COMPACT SUVs are increasingly the pre-eminent choice for family car buyers and, with manufacturers clamouring to get on board the gravy train, there is a bewildering choice available.
Honda's offering in this buoyant sector is the HR-V, which has been around for four years now after reintroducing a nameplate first associated with the brand in the early noughties.
A mild refresh last year kept styling, engines and equipment levels up to date and with its rakish roofline, tapering windows and strong character lines along the flanks, the manufacturer would like you to think of the HR-V as being rather sporty.
In truth, however, although certainly not unattractive, this is a car which tends to blend in rather than stand out from the crowd and its real strengths lie in the long-established Honda virtues, at least where its family-focused models are concerned, of space and practicality.
All versions feature the Japanese carmaker's ‘Magic Seat' system, which offers multiple configuration possibilities for the 60:40 split rear seats depending upon whether passenger or load carrying, or a combination of both, is the priority.
In utility mode, the rear seat backs fold down to form a flat load bay that is almost two metres long for carrying large and bulky items.
Tall mode sees the rear seat bases flip up, cinema style, into a vertical position to create a cargo height of 1.24 metres from floor to ceiling, allowing tall objects to be placed behind the front seats.
Finally, in long mode, the front passenger seat back can be folded backwards and the rear seat back forwards, forming a ‘tunnel' that is able to accommodate items up to 2.44 metres long.

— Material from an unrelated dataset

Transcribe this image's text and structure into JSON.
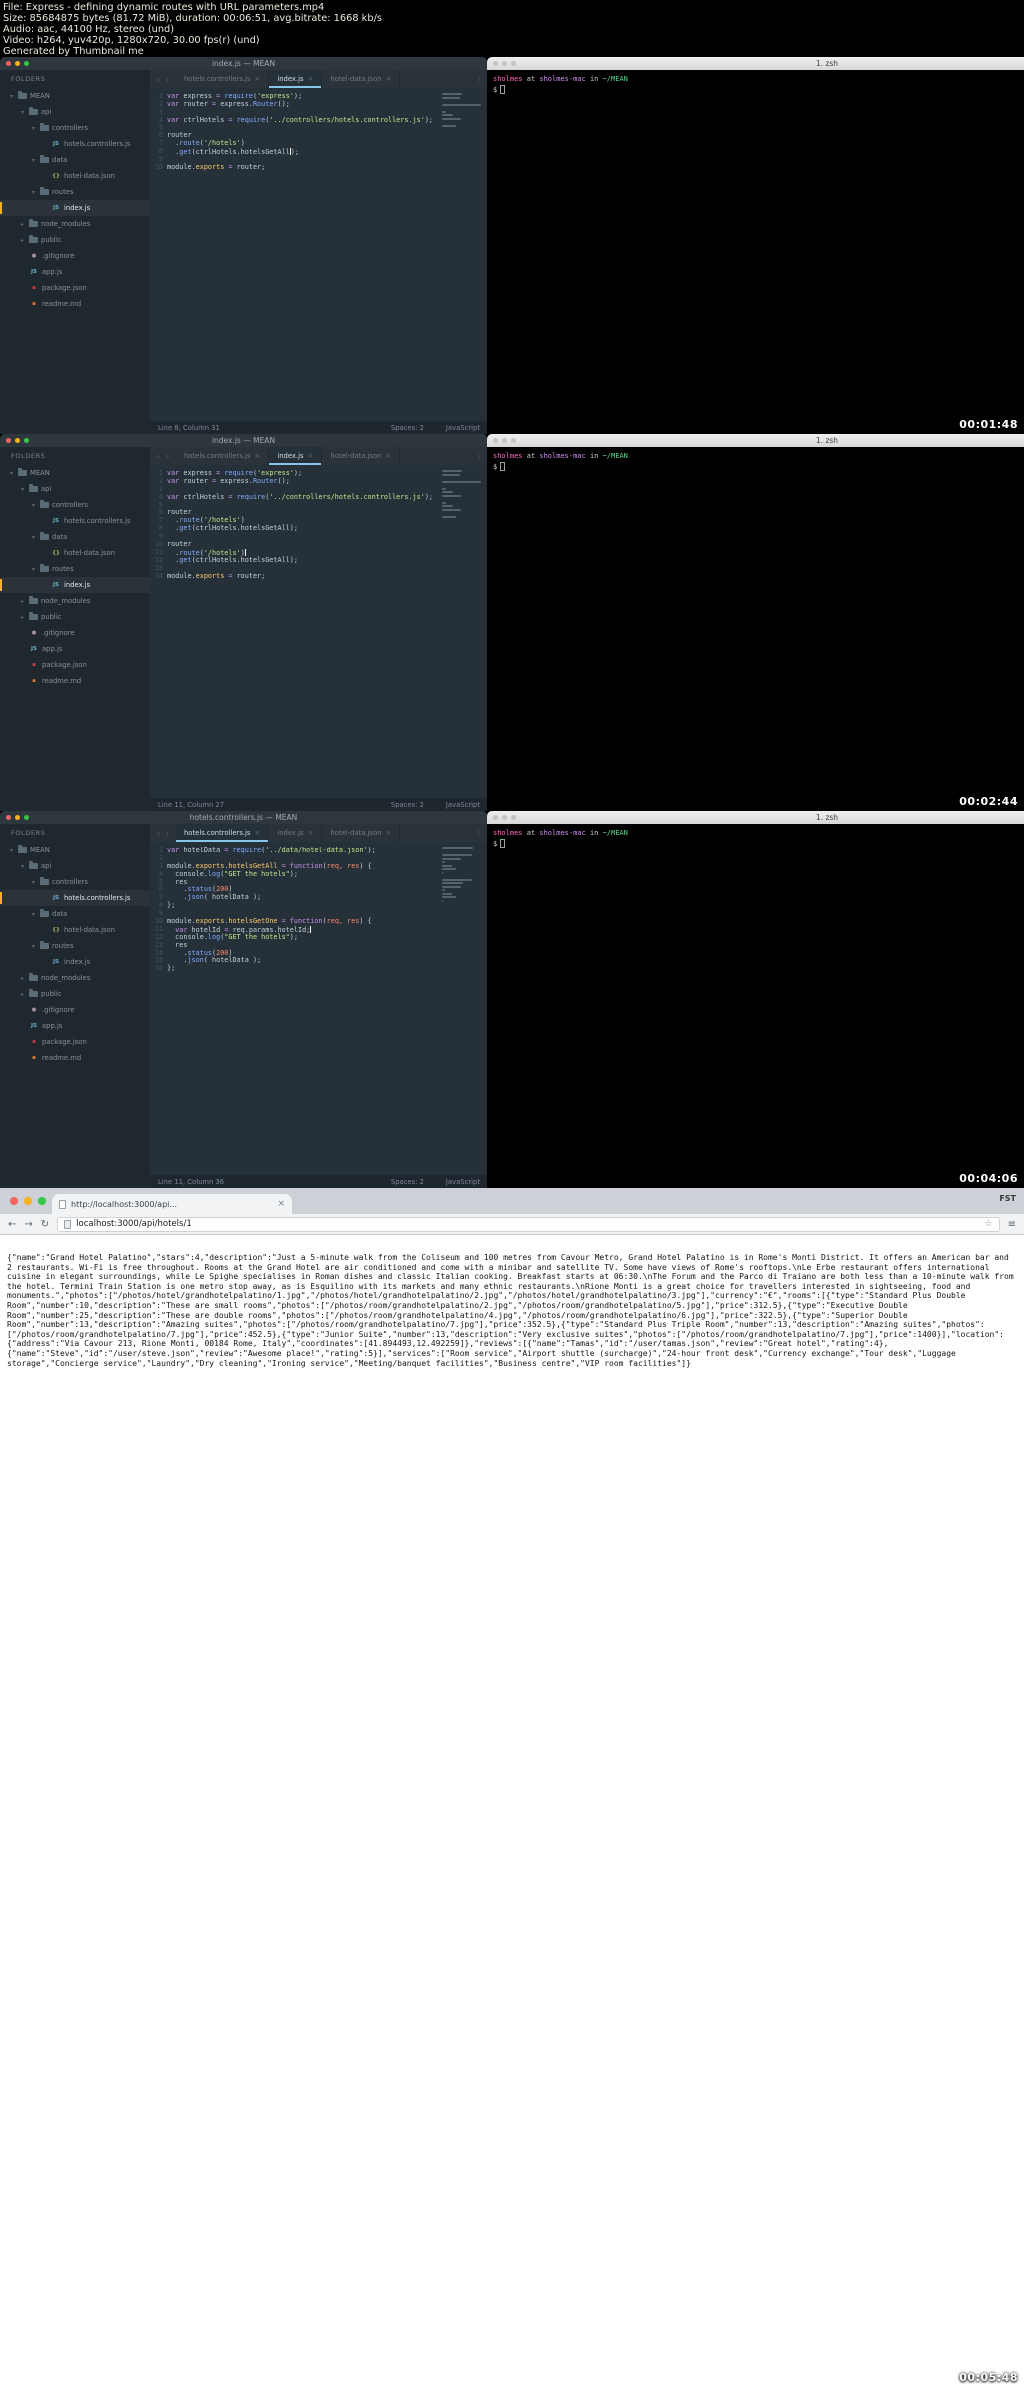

Such versatility means a trip to Ikea or the local tip, for instance, should pose few challenges even for this relatively compact motor!
When not flat-pack furniture shopping, though, and with all the seats in their usual positions the HR-V offers comfortable space for four adults, or five kids, with good rear head and leg room, while the boot, at 470 litres, is generous for the class and will cope with most day-to-day needs.
The quality of the interior also impresses with soft textured materials and contrasting piano black plastic finishes used to good effect to create an upmarket feel, further boosted in our high-spec EX model by plush leather upholstery.
S, SE and Sport grades complete the range with a straightforward choice between 1.5-litre petrol and 1.6-litre diesel engines, a turbocharged version of the 1.5-litre being reserved exclusively for Sport versions.
A six-speed manual gearbox is standard but petrol cars can also be specified with the continuously variable transmission (CVT) that ours had.
Like most CVTs, however, this proves a little sluggish to respond, resulting in a wailing engine as the revs build, and you may conclude that it's not worth the extra Â£1,200 or so it adds to the price unless you're absolutely dead set on an automatic.
For a high-riding SUV the HR-V does handle pretty well, though, avoiding overly excessive body roll in bends if driven sensibly and remaining settled and composed on our increasingly dodgy road surfaces.
Steering is light and accurate and, all told, this is an uncomplicated car to drive that copes equally well manoeuvring around town or cruising on the open road.
It's also pretty well equipped, with all versions getting climate control, cruise control, automatic lights, powered and heated wing mirrors, digital radio and automatic emergency braking.
EX trim adds a good many bells and whistles, including a touchscreen infotainment system with navigation, rearview camera, keyless entry and ignition, heated front seats, lane departure warning and an opening panoramic glass sunroof with sunblind.